Petrochemicals remain important to ÖMV which is in the throes of transforming itself into a major player in the European plastics market. The combined polyethylene and polypropylene sales of wholly owned ÖMV subsidiary PCD are approaching 600,000 metric tons annually of which 85% is exported. POB Polyolefine Burghausen GmbH, a wholly owned subsidiary of ÖMV, completed construction of a polypropylene plant in 1989 and a polyethylene plant in 1990. Both plants are located in Burghausen and are operated by another wholly owned ÖMV subsidiary, DMP Mineralol Petrochemie GmbH, with sales handled by PCD. Other subsidiaries are engaged in the further processing of plastics.
On taking office in October 1990, the Social Democratic chancellor, Franz Vranitzky, pointed to two international developments which have a tremendous bearing on Austria’s future—the economic integration of the European Community (EC) and the political and economic liberalization of the former communist countries of Central and Eastern Europe. These two developments have had a significant influence on ÖMV strategy. The 1987 purchase of German subsidiary, Deutsche Marathon Petroleum (DMP) from U.S. company Marathon Petroleum, gave ÖMV a foothold in the European Community. ÖMV has also acquired the geotextile holdings of the French company Rhone Poulenc, and a melamine plant in Castellanza, Italy.
Because of Austria’s traditional position as a staging post between East and West and because of its long-term commercial relationship with the Soviet Union, ÖMV is in a better position than most to benefit from the changes in Eastern Europe. In March 1991, ÖMV opened its first petrol station in Hungary. As part of its joint venture with Hungarian state retailer, Afor, 30 more such stations are planned in the immediate future. A joint venture has been formed with Petrol in Slovenia, Yugoslavia, to operate 25 petrol stations there. Negotiations are underway for similar ventures with the Czech company Benzinol, and the Slovak company Benzina.

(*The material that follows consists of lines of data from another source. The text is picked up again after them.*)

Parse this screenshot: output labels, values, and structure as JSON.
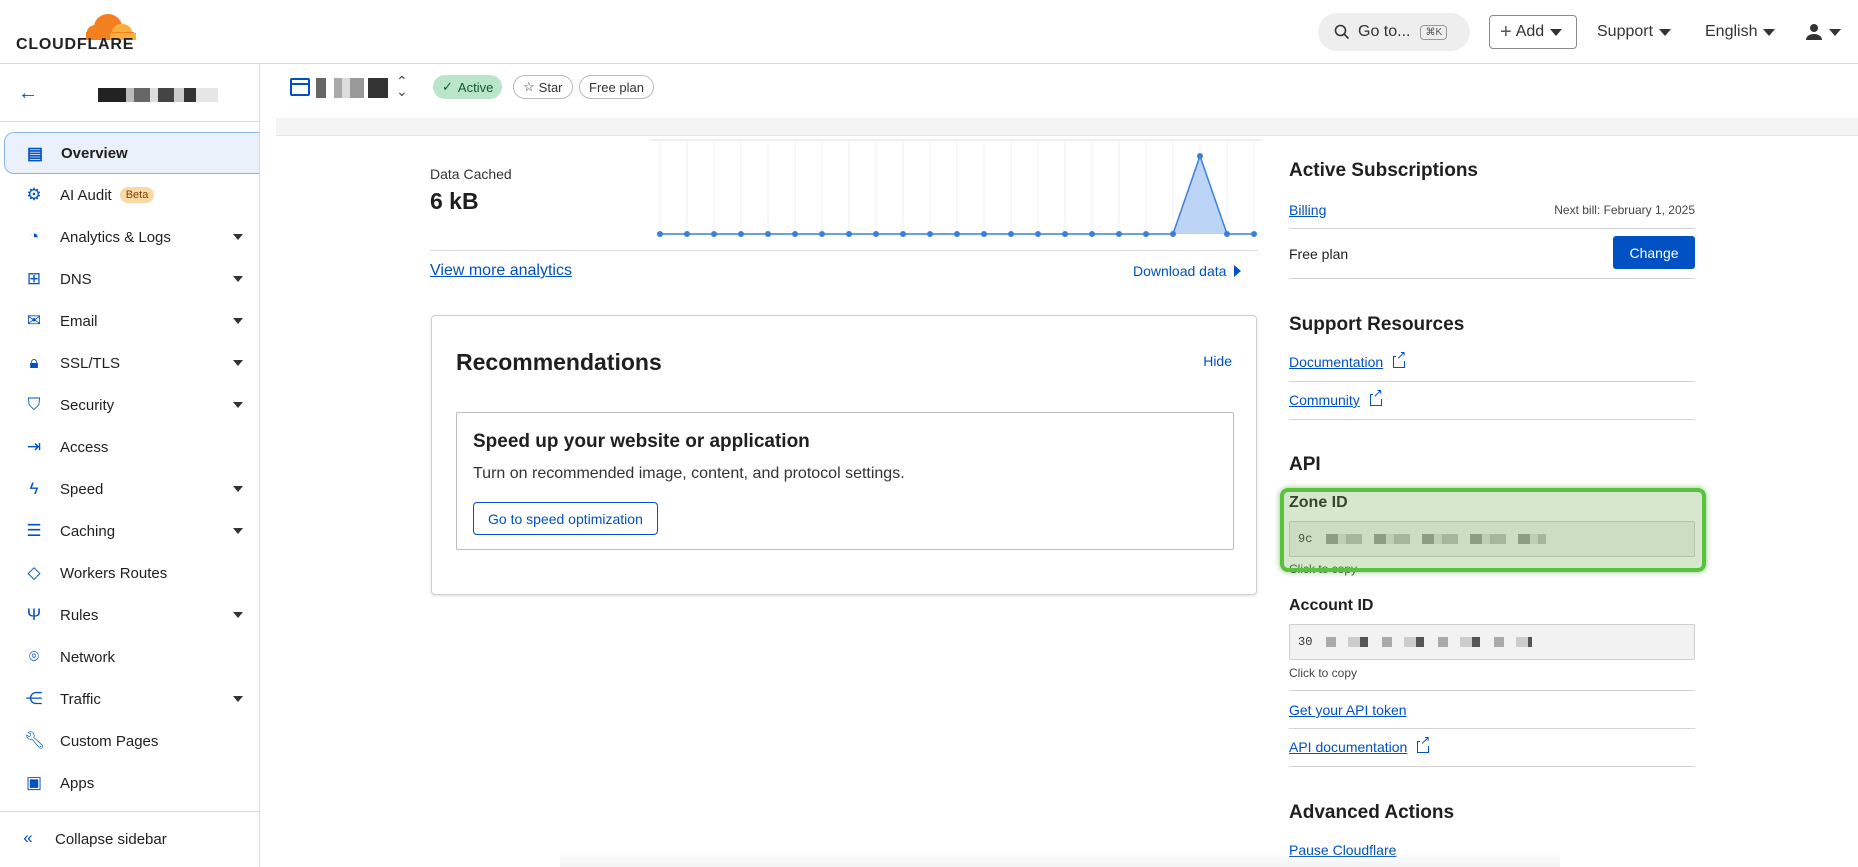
{
  "topbar": {
    "logo_text": "CLOUDFLARE",
    "goto_label": "Go to...",
    "goto_shortcut": "⌘K",
    "add_label": "Add",
    "support_label": "Support",
    "language_label": "English",
    "brand_color": "#f38020"
  },
  "sidebar": {
    "items": [
      {
        "label": "Overview",
        "icon": "document-icon"
      },
      {
        "label": "AI Audit",
        "icon": "robot-icon",
        "badge": "Beta"
      },
      {
        "label": "Analytics & Logs",
        "icon": "chart-pie-icon"
      },
      {
        "label": "DNS",
        "icon": "sitemap-icon"
      },
      {
        "label": "Email",
        "icon": "envelope-icon"
      },
      {
        "label": "SSL/TLS",
        "icon": "lock-icon"
      },
      {
        "label": "Security",
        "icon": "shield-icon"
      },
      {
        "label": "Access",
        "icon": "access-icon"
      },
      {
        "label": "Speed",
        "icon": "bolt-icon"
      },
      {
        "label": "Caching",
        "icon": "server-icon"
      },
      {
        "label": "Workers Routes",
        "icon": "workers-icon"
      },
      {
        "label": "Rules",
        "icon": "fork-icon"
      },
      {
        "label": "Network",
        "icon": "pin-icon"
      },
      {
        "label": "Traffic",
        "icon": "traffic-icon"
      },
      {
        "label": "Custom Pages",
        "icon": "wrench-icon"
      },
      {
        "label": "Apps",
        "icon": "apps-icon"
      }
    ],
    "collapse_label": "Collapse sidebar"
  },
  "zonebar": {
    "status": "Active",
    "star_label": "Star",
    "plan_label": "Free plan"
  },
  "analytics": {
    "data_cached_label": "Data Cached",
    "data_cached_value": "6 kB",
    "view_more": "View more analytics",
    "download": "Download data"
  },
  "chart_data": {
    "type": "area",
    "values": [
      0,
      0,
      0,
      0,
      0,
      0,
      0,
      0,
      0,
      0,
      0,
      0,
      0,
      0,
      0,
      0,
      0,
      0,
      0,
      0,
      1,
      0,
      0
    ],
    "ylim": [
      0,
      1
    ],
    "line_color": "#3a7fdc",
    "fill_color": "#bcd5f7"
  },
  "recommendations": {
    "title": "Recommendations",
    "hide_label": "Hide",
    "card_title": "Speed up your website or application",
    "card_desc": "Turn on recommended image, content, and protocol settings.",
    "card_button": "Go to speed optimization"
  },
  "subscriptions": {
    "title": "Active Subscriptions",
    "billing_link": "Billing",
    "next_bill": "Next bill: February 1, 2025",
    "plan": "Free plan",
    "change_label": "Change"
  },
  "support": {
    "title": "Support Resources",
    "documentation": "Documentation",
    "community": "Community"
  },
  "api": {
    "title": "API",
    "zone_id_label": "Zone ID",
    "zone_id_value": "9c",
    "account_id_label": "Account ID",
    "account_id_value": "30",
    "click_to_copy": "Click to copy",
    "token_link": "Get your API token",
    "docs_link": "API documentation"
  },
  "advanced": {
    "title": "Advanced Actions",
    "pause_link": "Pause Cloudflare"
  }
}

Despite the publicity about the opportunities which exist in the Soviet oil and gas industry, few solid joint ventures are in place. ÖMV, however, is more advanced than most in cementing a deal. ÖMV has signed a memorandum of understanding with the Soviet region of Yakutia in northeast Siberia to develop a small field which would provide the feedstock for a one million to two million ton refinery at Lensk. The feasibility study for the refinery is already underway, and the possibility of gas exploration is being considered.

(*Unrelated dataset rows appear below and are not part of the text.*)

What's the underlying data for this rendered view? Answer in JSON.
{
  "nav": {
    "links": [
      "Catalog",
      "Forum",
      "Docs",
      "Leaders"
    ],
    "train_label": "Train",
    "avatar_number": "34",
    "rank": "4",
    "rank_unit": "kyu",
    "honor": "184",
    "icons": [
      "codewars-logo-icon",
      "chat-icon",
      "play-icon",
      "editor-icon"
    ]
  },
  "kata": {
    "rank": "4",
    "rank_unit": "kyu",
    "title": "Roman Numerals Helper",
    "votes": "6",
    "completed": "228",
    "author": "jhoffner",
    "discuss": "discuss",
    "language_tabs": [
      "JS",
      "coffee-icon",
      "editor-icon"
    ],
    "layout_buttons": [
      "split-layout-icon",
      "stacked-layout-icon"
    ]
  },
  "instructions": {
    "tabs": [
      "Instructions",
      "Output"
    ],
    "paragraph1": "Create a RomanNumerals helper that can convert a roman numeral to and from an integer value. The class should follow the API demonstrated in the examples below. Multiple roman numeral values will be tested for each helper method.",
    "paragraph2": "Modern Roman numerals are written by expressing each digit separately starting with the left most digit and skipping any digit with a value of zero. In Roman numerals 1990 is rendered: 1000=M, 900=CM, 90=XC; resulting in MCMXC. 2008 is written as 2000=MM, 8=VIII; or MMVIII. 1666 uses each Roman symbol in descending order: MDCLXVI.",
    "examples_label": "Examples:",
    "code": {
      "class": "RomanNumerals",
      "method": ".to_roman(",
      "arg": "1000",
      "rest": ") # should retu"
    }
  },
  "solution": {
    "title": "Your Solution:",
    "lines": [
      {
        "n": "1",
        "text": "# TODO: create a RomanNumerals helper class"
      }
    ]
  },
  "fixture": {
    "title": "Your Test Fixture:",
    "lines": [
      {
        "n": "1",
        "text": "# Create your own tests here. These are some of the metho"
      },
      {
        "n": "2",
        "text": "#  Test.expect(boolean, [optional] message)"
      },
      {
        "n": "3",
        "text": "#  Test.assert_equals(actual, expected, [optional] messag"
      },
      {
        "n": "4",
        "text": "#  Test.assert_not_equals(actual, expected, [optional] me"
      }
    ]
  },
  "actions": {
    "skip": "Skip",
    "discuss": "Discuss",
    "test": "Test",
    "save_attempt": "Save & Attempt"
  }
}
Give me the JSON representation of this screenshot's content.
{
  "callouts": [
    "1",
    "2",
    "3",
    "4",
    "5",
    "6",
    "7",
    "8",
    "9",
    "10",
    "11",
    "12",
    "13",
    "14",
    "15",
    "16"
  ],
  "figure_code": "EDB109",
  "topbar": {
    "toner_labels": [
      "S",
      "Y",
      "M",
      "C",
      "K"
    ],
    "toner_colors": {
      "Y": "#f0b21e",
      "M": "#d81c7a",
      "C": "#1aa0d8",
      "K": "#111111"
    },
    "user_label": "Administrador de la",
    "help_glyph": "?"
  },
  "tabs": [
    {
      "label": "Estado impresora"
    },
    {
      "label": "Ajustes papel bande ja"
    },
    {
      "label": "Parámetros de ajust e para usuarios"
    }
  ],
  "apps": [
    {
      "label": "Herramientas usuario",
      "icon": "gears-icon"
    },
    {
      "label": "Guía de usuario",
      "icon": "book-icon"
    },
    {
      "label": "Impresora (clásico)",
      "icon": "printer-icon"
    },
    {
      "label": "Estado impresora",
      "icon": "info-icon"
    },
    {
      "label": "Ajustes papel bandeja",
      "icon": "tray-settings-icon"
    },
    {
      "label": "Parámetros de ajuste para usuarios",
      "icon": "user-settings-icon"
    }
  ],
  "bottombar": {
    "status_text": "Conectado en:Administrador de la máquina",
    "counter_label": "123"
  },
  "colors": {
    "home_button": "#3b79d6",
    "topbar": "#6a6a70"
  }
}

ÖMV’s strategy of diversification and internationalization will continue into the 1990s, as the company strives to overcome its poor domestic resource base. The push into Europe will continue, particularly as Austria presses its application for EC membership and attempts to break into the markets of Central and Eastern Europe.

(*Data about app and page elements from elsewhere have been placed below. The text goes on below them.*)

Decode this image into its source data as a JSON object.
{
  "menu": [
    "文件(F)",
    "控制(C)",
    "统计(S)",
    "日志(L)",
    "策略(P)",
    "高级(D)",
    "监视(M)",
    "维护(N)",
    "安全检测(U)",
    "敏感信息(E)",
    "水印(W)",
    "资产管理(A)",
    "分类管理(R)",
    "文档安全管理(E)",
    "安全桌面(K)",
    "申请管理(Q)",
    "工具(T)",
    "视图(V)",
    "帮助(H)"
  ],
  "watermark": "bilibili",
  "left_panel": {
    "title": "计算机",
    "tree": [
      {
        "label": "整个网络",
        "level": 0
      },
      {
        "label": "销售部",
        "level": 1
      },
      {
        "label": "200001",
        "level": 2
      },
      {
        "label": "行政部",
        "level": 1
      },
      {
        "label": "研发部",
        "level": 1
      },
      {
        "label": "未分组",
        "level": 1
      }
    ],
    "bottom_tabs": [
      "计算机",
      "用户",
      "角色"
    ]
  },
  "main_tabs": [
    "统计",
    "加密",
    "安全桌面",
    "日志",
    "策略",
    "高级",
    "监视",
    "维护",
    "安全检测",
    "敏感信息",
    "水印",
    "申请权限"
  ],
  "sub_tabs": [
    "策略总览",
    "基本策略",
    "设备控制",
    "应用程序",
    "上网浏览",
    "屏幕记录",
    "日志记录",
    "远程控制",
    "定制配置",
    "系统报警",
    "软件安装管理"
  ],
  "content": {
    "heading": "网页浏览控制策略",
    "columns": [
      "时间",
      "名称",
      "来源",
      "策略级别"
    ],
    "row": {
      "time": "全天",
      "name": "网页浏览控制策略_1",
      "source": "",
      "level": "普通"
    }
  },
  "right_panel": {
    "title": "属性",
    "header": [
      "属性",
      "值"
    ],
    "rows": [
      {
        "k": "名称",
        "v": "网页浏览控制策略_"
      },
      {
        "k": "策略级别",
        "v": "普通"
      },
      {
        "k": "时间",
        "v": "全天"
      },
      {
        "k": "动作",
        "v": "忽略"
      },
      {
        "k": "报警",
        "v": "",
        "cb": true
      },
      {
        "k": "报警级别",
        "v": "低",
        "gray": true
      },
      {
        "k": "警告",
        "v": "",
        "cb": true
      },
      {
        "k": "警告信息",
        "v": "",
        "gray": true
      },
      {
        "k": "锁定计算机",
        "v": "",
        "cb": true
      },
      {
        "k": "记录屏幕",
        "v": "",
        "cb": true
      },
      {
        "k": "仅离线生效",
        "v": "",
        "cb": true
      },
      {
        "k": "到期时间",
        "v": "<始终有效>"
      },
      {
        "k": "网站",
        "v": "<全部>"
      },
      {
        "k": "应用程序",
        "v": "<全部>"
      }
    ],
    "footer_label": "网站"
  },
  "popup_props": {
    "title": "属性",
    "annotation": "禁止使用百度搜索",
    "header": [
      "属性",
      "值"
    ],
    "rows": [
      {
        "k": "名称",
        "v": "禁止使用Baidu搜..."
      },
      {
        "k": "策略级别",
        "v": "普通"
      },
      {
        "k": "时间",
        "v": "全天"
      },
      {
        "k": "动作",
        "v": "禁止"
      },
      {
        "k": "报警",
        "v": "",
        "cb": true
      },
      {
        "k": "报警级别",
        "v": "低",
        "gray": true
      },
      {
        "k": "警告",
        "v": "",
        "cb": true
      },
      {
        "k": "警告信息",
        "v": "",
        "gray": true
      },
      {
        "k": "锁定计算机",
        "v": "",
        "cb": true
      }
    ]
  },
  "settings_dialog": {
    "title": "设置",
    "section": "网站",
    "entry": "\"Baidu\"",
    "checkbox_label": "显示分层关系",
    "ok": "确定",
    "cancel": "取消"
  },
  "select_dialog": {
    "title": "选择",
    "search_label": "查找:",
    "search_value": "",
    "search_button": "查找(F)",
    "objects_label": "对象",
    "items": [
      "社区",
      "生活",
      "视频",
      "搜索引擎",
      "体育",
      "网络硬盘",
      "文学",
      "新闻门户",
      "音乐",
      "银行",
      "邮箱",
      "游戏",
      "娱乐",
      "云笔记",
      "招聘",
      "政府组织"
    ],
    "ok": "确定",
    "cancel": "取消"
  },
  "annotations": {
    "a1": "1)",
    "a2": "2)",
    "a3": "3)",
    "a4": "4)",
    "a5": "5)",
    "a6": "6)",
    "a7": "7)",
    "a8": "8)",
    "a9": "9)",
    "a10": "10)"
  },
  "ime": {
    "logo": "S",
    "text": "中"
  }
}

Adria-Wien Pipeline GmbH; Erdöl-Lagergesellschaft mbH (51%); ÖMV (Angola) Exploration GmbH; ÖMV (Danemark) Exploration GmbH; ÖMV (Gabon) GmbH; ÖMV (Indonesien) Exploration GmbH; ÖMV Handels-Aktiengesellschaft (96.07%); OMV (Jordanien) Exploration GmbH; OMV (Malaysia) Exploration GmbH; OMV Mineralol-Vertriebsgesellschaft mbH; OMV (Pakistan) Exploration GmbH; ÖMV PEX 01 and Gas Exploration GmbH; PROTERRA Gesellschaft für Umwelttechnik; OMV Suez Erdöl-Aufsuchungsgesellschaft mbH; Petrochemie Danubia GmbH; Stroh & Co GmbH; Trans-Austria-Gasleitung GmbH (51%); DMP Mineralol Petrochemie GmbH (Germany); OMV Exploration and Production Ltd.; OMV (UK) Ltd.; OMV of Libya Ltd., Douglas; OMV (Norge) A/S (Norway); OMV (Canada) Ltd.; POB Polyolefine Burghausen GmbH (Germany).